Even though we are richer than ever before in human history, and even though we have at our instantaneous command powers and technologies undreamt of even a century ago, we are somehow conspiring to create places which are less loveable and more perfunctory than would once have been considered civically acceptable. The utilitarian approach to city-making is failing us, creating throw-away places with throw-away meanings. This is bad for the planet, but it’s also bad for us. Create places to last a little longer and we might burn a little less carbon every year. Create places which aspire to, even if they do not achieve, divine beauty, and we may all find the ineluctable hardships of life that much easier to bear.

Empirical research consistently demonstrates that people are happier when they are religious, surrounded by beauty, and intrigued not depressed by their neighbourhood. Meanwhile longevity is plateauing and depression is rising, particularly among the young. In an ironically utilitarian twist, rediscovering the holy in our world would be a good way to help us lead happier and healthier lives. We need to rediscover the language of the sacred city, of creating a place that speaks to our desire for purpose and our innate sense of the divine. Of course, our sacerdotal will not be the same as our forefathers’. More street trees, and less stained-glass I would imagine — less purely Christian, more ecumenical. Less “the faith”, more “faith”. It’s a trick that the British Monarchy have been pulling off for years.

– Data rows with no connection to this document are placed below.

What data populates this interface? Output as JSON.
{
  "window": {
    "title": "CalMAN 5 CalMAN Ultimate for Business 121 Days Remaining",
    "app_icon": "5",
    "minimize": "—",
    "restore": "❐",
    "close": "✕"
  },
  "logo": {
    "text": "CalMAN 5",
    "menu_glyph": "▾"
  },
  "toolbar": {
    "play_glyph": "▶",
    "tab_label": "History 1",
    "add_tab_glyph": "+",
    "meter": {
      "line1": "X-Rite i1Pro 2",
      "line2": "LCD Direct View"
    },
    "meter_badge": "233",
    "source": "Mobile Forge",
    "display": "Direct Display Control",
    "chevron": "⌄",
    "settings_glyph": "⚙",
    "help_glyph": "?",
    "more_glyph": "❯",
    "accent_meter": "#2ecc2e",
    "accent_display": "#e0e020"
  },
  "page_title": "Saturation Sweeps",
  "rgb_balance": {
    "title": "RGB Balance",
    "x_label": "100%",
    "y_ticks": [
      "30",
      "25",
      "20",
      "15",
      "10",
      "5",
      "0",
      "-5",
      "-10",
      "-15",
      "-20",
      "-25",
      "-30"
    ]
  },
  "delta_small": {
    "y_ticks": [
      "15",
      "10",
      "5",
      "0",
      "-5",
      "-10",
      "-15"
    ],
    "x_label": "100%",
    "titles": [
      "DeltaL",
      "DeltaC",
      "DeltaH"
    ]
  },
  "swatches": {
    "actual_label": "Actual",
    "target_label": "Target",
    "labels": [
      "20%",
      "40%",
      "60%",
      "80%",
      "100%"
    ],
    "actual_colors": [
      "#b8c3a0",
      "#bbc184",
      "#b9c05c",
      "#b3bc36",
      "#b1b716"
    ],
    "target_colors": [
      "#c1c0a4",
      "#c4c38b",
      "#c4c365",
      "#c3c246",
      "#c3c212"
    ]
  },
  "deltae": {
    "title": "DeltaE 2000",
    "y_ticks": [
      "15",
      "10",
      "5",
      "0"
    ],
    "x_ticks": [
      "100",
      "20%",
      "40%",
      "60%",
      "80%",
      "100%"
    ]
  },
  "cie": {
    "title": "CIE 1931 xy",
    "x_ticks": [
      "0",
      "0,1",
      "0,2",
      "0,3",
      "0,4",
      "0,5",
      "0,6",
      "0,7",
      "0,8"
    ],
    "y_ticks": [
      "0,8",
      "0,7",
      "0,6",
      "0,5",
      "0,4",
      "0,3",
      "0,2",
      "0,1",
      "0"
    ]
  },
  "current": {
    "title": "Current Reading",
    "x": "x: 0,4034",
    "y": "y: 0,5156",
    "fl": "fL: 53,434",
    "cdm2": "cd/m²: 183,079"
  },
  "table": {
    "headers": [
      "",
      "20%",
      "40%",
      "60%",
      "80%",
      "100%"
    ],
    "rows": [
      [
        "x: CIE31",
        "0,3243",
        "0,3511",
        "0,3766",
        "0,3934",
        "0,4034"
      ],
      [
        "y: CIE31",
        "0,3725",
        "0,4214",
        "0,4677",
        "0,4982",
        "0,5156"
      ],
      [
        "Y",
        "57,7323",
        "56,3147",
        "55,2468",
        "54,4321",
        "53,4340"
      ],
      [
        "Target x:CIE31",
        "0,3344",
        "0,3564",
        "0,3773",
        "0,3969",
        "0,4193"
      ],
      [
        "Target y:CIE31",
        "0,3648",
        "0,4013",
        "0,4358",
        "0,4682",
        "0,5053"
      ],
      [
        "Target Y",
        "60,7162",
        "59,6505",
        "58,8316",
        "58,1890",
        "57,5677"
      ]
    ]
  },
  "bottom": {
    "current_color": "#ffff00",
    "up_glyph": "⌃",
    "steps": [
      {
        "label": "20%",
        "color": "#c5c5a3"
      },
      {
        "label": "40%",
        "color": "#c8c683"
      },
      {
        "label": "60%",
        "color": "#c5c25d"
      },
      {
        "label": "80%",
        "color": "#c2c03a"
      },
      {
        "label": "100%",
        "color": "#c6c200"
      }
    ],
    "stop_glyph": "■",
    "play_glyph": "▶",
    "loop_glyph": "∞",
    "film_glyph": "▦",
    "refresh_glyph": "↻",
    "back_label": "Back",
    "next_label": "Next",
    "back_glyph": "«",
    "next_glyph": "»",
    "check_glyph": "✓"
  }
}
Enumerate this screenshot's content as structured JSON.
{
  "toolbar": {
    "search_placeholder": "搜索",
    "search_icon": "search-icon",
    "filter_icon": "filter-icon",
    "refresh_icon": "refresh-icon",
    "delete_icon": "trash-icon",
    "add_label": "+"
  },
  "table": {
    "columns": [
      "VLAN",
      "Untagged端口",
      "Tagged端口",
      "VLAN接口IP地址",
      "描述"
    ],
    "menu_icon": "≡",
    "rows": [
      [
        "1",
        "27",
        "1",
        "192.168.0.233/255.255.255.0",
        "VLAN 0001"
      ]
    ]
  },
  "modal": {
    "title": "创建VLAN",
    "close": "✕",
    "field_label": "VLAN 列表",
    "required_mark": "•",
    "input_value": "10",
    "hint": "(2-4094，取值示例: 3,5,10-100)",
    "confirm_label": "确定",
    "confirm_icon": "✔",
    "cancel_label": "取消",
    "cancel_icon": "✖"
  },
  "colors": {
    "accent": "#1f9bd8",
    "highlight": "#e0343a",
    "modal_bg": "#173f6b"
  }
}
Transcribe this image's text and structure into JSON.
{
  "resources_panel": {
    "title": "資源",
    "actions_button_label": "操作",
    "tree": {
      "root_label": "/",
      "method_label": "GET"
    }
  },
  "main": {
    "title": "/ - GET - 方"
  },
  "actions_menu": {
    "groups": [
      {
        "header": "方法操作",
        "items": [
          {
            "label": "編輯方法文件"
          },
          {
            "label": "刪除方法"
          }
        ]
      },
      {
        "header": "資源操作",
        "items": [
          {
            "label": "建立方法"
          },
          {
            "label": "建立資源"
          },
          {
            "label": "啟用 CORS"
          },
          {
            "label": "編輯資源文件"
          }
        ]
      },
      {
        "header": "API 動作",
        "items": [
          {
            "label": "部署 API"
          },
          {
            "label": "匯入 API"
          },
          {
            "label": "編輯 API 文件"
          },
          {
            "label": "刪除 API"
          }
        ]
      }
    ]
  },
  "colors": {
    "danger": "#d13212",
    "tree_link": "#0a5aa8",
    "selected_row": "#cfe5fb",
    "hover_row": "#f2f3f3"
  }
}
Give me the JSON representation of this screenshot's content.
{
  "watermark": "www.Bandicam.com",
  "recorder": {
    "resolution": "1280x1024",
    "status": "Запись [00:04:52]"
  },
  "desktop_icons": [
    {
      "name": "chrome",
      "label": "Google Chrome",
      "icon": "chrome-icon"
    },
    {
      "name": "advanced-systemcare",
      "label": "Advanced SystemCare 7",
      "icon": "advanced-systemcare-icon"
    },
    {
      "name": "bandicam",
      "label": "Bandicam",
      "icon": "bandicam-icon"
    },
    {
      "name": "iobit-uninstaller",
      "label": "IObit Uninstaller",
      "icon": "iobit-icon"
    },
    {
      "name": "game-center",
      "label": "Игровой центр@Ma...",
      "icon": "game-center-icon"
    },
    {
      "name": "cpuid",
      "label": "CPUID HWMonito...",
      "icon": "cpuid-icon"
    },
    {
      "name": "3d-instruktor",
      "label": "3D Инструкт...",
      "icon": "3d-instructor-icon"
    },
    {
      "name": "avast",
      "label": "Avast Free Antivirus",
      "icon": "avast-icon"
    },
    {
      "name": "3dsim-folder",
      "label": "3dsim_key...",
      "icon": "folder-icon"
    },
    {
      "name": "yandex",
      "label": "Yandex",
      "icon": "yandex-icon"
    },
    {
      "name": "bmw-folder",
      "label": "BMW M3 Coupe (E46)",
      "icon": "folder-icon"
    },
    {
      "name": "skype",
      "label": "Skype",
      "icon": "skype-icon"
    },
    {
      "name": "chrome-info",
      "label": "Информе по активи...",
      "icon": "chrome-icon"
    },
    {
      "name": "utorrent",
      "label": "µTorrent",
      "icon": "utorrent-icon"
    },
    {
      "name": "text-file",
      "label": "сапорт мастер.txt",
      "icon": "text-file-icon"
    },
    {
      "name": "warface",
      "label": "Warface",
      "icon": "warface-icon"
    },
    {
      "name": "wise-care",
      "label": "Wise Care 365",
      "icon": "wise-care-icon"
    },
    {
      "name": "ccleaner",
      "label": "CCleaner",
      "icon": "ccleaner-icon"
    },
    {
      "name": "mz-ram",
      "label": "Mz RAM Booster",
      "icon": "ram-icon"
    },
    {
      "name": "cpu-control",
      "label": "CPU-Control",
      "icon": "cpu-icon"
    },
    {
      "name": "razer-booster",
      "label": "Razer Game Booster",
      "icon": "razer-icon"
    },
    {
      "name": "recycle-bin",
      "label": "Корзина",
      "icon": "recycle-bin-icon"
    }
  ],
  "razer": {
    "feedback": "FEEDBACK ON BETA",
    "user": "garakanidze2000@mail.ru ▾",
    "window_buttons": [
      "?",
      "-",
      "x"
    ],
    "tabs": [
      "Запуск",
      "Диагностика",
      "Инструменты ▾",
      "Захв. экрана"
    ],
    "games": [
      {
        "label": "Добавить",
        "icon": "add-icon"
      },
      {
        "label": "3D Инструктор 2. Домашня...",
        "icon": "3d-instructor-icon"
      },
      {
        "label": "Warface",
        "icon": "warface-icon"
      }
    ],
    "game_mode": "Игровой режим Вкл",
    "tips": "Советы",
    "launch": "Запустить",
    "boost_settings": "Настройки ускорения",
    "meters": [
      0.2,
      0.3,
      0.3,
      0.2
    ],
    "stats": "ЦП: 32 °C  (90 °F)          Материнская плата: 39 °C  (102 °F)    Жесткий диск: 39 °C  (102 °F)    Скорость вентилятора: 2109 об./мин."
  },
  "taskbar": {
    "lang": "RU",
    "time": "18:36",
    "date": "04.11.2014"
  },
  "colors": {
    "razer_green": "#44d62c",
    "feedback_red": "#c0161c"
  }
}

Why don’t we try? For the lives of our fellow citizens, for the re-weaving or our civic life, and for the delicacy with which we tread upon the planet.

Nicholas Boys Smith is the Director of Create Streets